Today we call M and tell him the first Swallow has arrived. It’s a moment of joy, admiration and awe for its arduous cross continental journey. Now it is perched on the telephone wire which stretches across part of the front yard, preening each wing in turn. Not long before, it was whooping and swooping above the pond and flying low, in and out of the shippen. Its song is peppered with dolphin like clicks. I am sitting on the top step, the slate warm, feeling the sun on my face, my body slowly unwinding, finally released from being huddled, bundled and wrapped. There is a delightful din of a world waking up. Ten years ago there were almost thirty Swallows lined up on the wire by the end of the summer; each subsequent year there have been less and less.
I abandon the ‘to do’ list. I think, today will be a day of inefficiency
I experience anxiety as I hope and wonder about a mate for the Swallow arriving. And if they breed successfully will there be enough insects for them to feed their young?
The massive decline in bee populations catches the public imagination, but all insects are being put under similar pressure by loss of habitat and pesticides. In a farmland setting, loss of habitat means less wild flowers, the planting of monocultures of rye grass or other crops without provision for invertebrates. And why does this matter? Well, in a nutshell…
Biodiversity means the variety of life, in all its forms. It includes the variety of species and ecosystems (communities and interrelations of species) in the world, and also genetic variation. Human beings are dependent for their sustenance, health and well-being on fundamental biological systems and processes. This includes all of our food, many medicines and industrial products, as well as the air we breathe. Without insects and other invertebrates, human life on this planet would be impossible. The enormous diversity of life is of crucial value, providing resilience to organisms and ecosystems.

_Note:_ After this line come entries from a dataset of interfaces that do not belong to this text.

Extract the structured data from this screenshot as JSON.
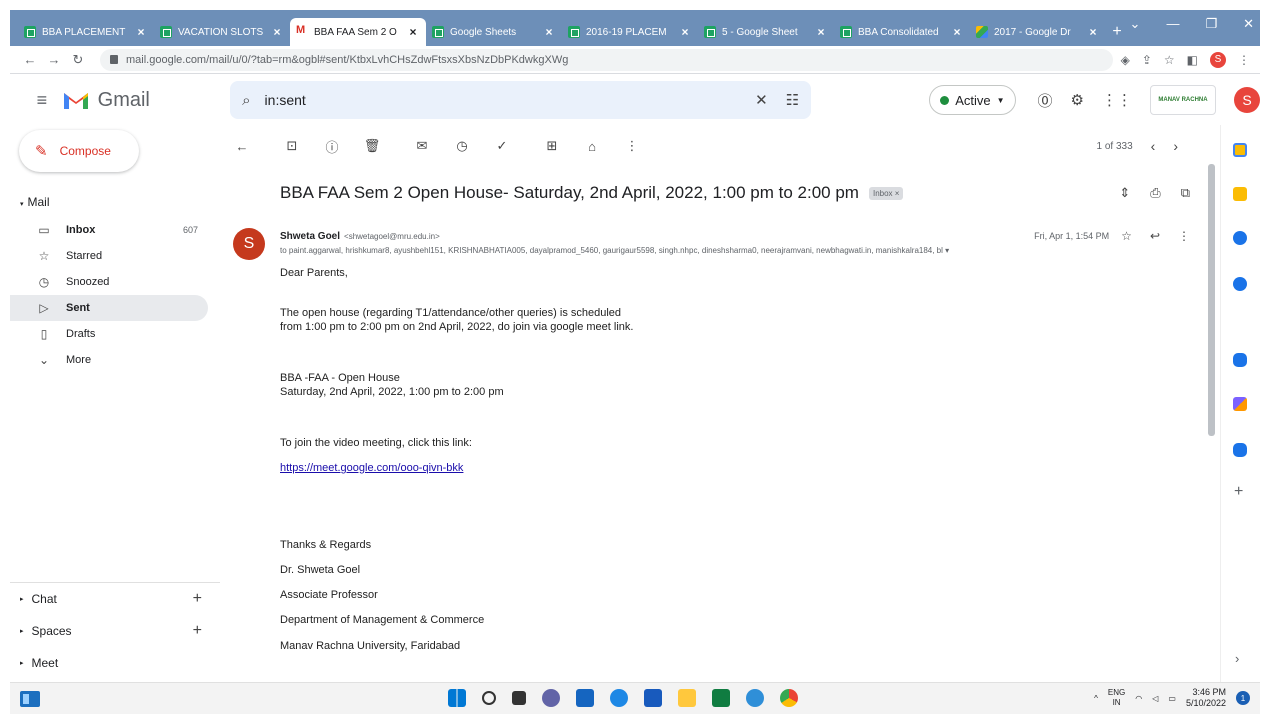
{
  "browser": {
    "tabs": [
      {
        "label": "BBA PLACEMENT",
        "icon": "sheets"
      },
      {
        "label": "VACATION SLOTS",
        "icon": "sheets"
      },
      {
        "label": "BBA FAA Sem 2 O",
        "icon": "gmail"
      },
      {
        "label": "Google Sheets",
        "icon": "sheets"
      },
      {
        "label": "2016-19 PLACEM",
        "icon": "sheets"
      },
      {
        "label": "5 - Google Sheet",
        "icon": "sheets"
      },
      {
        "label": "BBA Consolidated",
        "icon": "sheets"
      },
      {
        "label": "2017 - Google Dr",
        "icon": "drive"
      }
    ],
    "active_tab": 2,
    "new_tab": "+",
    "url": "mail.google.com/mail/u/0/?tab=rm&ogbl#sent/KtbxLvhCHsZdwFtsxsXbsNzDbPKdwkgXWg",
    "profile_initial": "S"
  },
  "gmail": {
    "app_name": "Gmail",
    "search_value": "in:sent",
    "status": "Active",
    "avatar_initial": "S",
    "org_logo_text": "MANAV RACHNA"
  },
  "sidebar": {
    "compose": "Compose",
    "mail_section": "Mail",
    "items": [
      {
        "label": "Inbox",
        "count": "607",
        "icon": "inbox-icon"
      },
      {
        "label": "Starred",
        "count": "",
        "icon": "star-icon"
      },
      {
        "label": "Snoozed",
        "count": "",
        "icon": "clock-icon"
      },
      {
        "label": "Sent",
        "count": "",
        "icon": "send-icon"
      },
      {
        "label": "Drafts",
        "count": "",
        "icon": "draft-icon"
      },
      {
        "label": "More",
        "count": "",
        "icon": "chevron-down-icon"
      }
    ],
    "bottom": [
      {
        "label": "Chat"
      },
      {
        "label": "Spaces"
      },
      {
        "label": "Meet"
      }
    ]
  },
  "toolbar": {
    "page_info": "1 of 333"
  },
  "message": {
    "subject": "BBA FAA Sem 2 Open House- Saturday, 2nd April, 2022, 1:00 pm to 2:00 pm",
    "label": "Inbox ×",
    "sender_initial": "S",
    "sender_name": "Shweta Goel",
    "sender_email": "<shwetagoel@mru.edu.in>",
    "time": "Fri, Apr 1, 1:54 PM",
    "recipients": "to paint.aggarwal, hrishkumar8, ayushbehl151, KRISHNABHATIA005, dayalpramod_5460, gaurigaur5598, singh.nhpc, dineshsharma0, neerajramvani, newbhagwati.in, manishkalra184, bl ▾",
    "greeting": "Dear Parents,",
    "para1_line1": "The open house (regarding T1/attendance/other queries) is scheduled",
    "para1_line2": "from 1:00 pm to 2:00 pm on 2nd April, 2022, do join via google meet link.",
    "event_title": "BBA -FAA - Open House",
    "event_time": "Saturday, 2nd April, 2022, 1:00 pm to 2:00 pm",
    "join_text": "To join the video meeting, click this link:",
    "meet_link": "https://meet.google.com/ooo-qivn-bkk",
    "sign_off": "Thanks & Regards",
    "sig_name": "Dr. Shweta Goel",
    "sig_title": "Associate Professor",
    "sig_dept": "Department of Management & Commerce",
    "sig_univ": "Manav Rachna University, Faridabad"
  },
  "taskbar": {
    "lang_line1": "ENG",
    "lang_line2": "IN",
    "time": "3:46 PM",
    "date": "5/10/2022",
    "notification_count": "1"
  },
  "colors": {
    "tabstrip": "#6d8fb8",
    "accent_red": "#d93025",
    "active_green": "#1e8e3e",
    "link": "#1a0dab"
  }
}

Why thank you for that, the Amateur Entomologists’ Society!
I go over to the cow field. I can hear sheep and lambs from across the valley, plaintively calling to one another. Standing there, the sky a bowl of blue, I count fourteen Buzzards above, wheeling on the thermals and crying their eerie cries. I don’t know, but I would hazard a guess that they are simply, like me, having a good time. Rabbits run in and out of the gorse bushes down the centre of the field, flashes of white and brown amongst the acid yellow and though their numbers are too plentiful (breeding like…! and no serious predators, apart from a ginger cat) who could begrudge their hoppity heaven today?
The cows are looking pretty, their ruddy coats shining in the sun. After a while they approach and both Lucy and Mary-Rose ask to be scratched. They stand happily either side of me, while Belita tentatively sniffs my face with her gentle pink nose. To think they were so terrified when they arrived and now this. Happy.
Coming back I meet Mr. Pheasant who has made regular visits this winter. A little Wren dips in and out of a thicket, and a Wagtail, the first I’ve seen this year, sits atop the shippen roof surveying the scene.
Violets, Stitchwort and Celandine are beginning to peep out from the hedgebanks. Dandelions are waiting for the bees. Where are the bees?
I nibble on a disc of Navelwort.
A bout of spontaneous seed sowing comes on…
Nicotiana Lime Green
Cosmos sulphureus Cosmic Orange
Rudbeckia hirta Prairie Sun
Then I admire B’s artwork…
Later, I lie on the grass under the big sycamore. The still bare branches reach toward a pale moon, bursting with shimmering buds. I can feel the earth is still damp and cold but the warmed grass is an eiderdown beneath me. I am lost. My eyes close.
What about an International Day of Inefficiency? Come on, we can do it!